As Chris Downey reminded everyone during the studios’ final review, the job of an architect is not to produce images or to represent “cool looking” buildings but rather to engage in the intellectual exercise of designing spaces versatile enough for everyone.
For more information about the studio, watch a recording of Townley and Stone’s Spring 2023 CAAD Forum and read on for Anisha Kamat and Lillian Giraud’s AIA Dallas award-winning project.
Located in northwest Austin between Lamar Boulevard and Burnet Road, the Texas School for the Blind and Visually Impaired (TSBVI) is a statewide resource for students (6-22) who are blind, visually impaired, or deafblind, along with their parents and the professionals who serve them.
The school’s integral mission is to prepare students from an early age to transition into independent lives upon graduation by empowering them with access to specialized learning tools classes, and recreational activities. Some of these include podcast studios, an on-campus library that houses tactical symbol maps, accessible teaching kitchens, and the adjacent Sunshine Garden, which hosts planting workshops. The chosen site for this intervention sits on the very edge of campus at the corner of Burnet, an important transit corridor, and 45th. The surrounding site context consists of mainly single-family residential with smaller commercial and office spaces along Burnet. Despite the pedestrian-friendly program directly adjacent to the school, much of the site is inaccessible for those with visual impairments due to the noisy street conditions, lack of planting barriers, and curb cuts.
To address the noisy street and quieter campus conditions on each edge of the site, the main programs, a community center, a maker space, and a residential complex, are separated into distinct buildings to create a mini campus-like environment. This site strategy allows for primary and secondary circulation axes between buildings that protect from street noise and traffic while embracing the exterior environment. The massing scheme of separate buildings accommodates a public-facing community center and a more private maker space and residential complex to create a hierarchy between the different uses. Consequently, the interstitial outdoor spaces formed between the buildings and site edges, a vegetable garden, classroom patio, and sensory garden encourage visitors and students to explore the natural landscape and healthy living in different ways.
A critical aspect of this studio was to research and implement universal design strategies that aid with wayfinding, placemaking, and wellness for blind and visually impaired students. Through discussions with the mobility instructors, site visits, blind navigation training exercises, and architectural precedent research, we developed exterior and interior design strategies to address these unique user needs in an accessible yet playful manner.
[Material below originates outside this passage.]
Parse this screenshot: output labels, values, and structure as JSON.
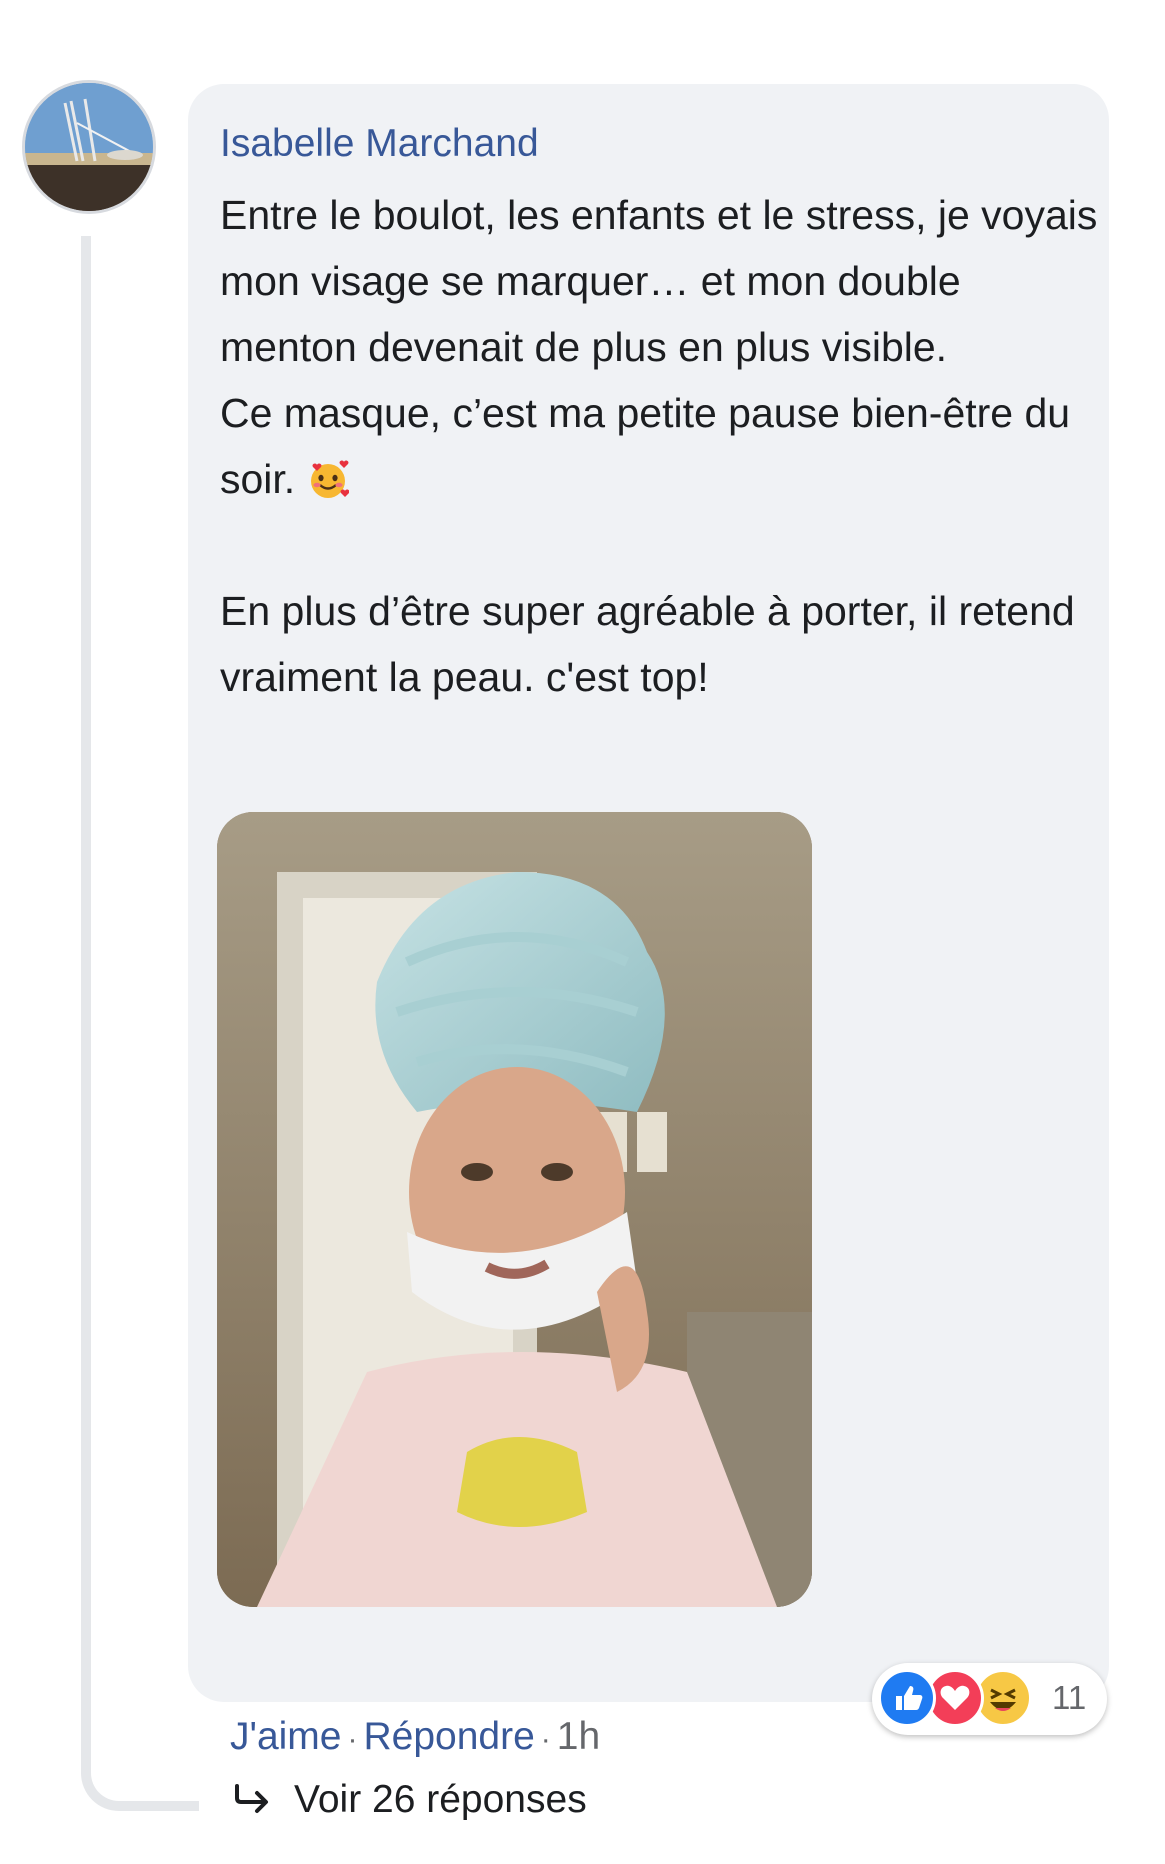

Each building uses skylights to allow for expressive forms while preserving the easily navigable floor plan. On the exterior, they create a playful aesthetic language by sharing the elevation of the roof. On the interior, the skylights introduce natural light and warmth into the social interaction spaces, highlighting distinct public programs.